The spec has been chosen sensibly and while they are budget choices they’re clever choices too. We never actually had any kit complaints while riding it and if the 19 C is this good with this spec level, we can’t wait to get our hands on one of the higher specced models! However, in this base spec we reckon you are getting a good taster of what this bike is really all about, and with a few upgrades, you'll unlock more pace and more ear grinning fun. The 19 Race is only a few hundred quid more, but it doesn't really offer much more aside from incremental upgrades across the whole spec; it will enchance but hardly revolutionise the ride. The smart money will be to upgrade this model as kit wears out or even build one up from a frame only. Somer super light wheels would make the biggest difference if you were looking for a quick upgrade.
The Whyte 19 C is a stunning race bike and deserves recognition for that alone - the fact that it's a cracking trail bike too is a real bonus. It’s more than good enough for a privateer racer to turn up on and race straight from the showroom, and in the hands of a relatively fit and talented rider, it’ll make an feisty XC trail weapon for dominating other riders on local club rides. It’s as easy going as it is frantically fast; its handling and trail manners are essentially, for lack of a better word, perfect!
A word on the 19 C for 2011...
There's a few 2010 bikes still available and they are starting to be discounted. The frame is unchanged on the 2011 bikes so you might want to pick a 2010 bargain now if you find one. The main thing about the 2011 19 C is an expansion of the range, the base model is even cheaper but has had some more kit pruning going on, and it's now a four bike range. The Race model has been upgraded and a new S model sits between this and the entry level 19 C. The 19 C bikes will also be moving to SRAM 2x10 drivetrains.

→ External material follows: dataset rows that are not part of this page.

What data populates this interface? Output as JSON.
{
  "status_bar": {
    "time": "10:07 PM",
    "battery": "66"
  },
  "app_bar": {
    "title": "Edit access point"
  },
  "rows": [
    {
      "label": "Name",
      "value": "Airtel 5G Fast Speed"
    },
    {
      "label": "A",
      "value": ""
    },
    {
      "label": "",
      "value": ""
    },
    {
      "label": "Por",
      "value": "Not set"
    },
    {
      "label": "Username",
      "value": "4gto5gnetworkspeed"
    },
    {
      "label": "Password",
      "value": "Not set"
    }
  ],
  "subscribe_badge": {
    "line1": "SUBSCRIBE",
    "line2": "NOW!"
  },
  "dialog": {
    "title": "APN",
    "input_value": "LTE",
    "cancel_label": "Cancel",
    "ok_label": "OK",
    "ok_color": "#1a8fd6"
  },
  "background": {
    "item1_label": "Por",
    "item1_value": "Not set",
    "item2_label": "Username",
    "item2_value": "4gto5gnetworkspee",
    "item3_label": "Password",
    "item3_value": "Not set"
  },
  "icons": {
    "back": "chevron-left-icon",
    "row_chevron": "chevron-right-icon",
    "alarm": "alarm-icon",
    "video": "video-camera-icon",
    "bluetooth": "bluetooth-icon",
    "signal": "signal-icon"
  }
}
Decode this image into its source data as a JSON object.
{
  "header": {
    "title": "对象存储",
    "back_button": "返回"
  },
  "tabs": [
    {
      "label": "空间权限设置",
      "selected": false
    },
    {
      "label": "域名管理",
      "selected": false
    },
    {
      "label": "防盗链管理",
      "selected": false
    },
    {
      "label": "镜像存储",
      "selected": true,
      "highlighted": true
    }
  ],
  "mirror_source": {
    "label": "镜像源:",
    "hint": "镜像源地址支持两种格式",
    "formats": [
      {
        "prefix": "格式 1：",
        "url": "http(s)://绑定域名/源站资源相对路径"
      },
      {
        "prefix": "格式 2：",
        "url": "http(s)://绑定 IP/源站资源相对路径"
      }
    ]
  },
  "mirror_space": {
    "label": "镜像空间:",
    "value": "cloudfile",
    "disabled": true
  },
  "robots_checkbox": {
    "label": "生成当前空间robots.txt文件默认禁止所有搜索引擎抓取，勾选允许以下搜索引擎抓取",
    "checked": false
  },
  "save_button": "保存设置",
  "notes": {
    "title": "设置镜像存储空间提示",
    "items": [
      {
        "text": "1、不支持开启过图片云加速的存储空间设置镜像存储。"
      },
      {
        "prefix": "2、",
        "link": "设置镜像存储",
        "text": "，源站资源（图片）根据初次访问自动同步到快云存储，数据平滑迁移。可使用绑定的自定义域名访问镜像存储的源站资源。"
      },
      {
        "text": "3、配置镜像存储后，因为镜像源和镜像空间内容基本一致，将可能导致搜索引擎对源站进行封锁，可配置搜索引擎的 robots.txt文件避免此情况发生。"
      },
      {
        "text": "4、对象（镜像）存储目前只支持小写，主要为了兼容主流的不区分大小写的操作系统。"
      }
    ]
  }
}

Check out more on the 2011 Whyte range here...
Contact: ATB Sales Ltd
Tel: (01424) 753566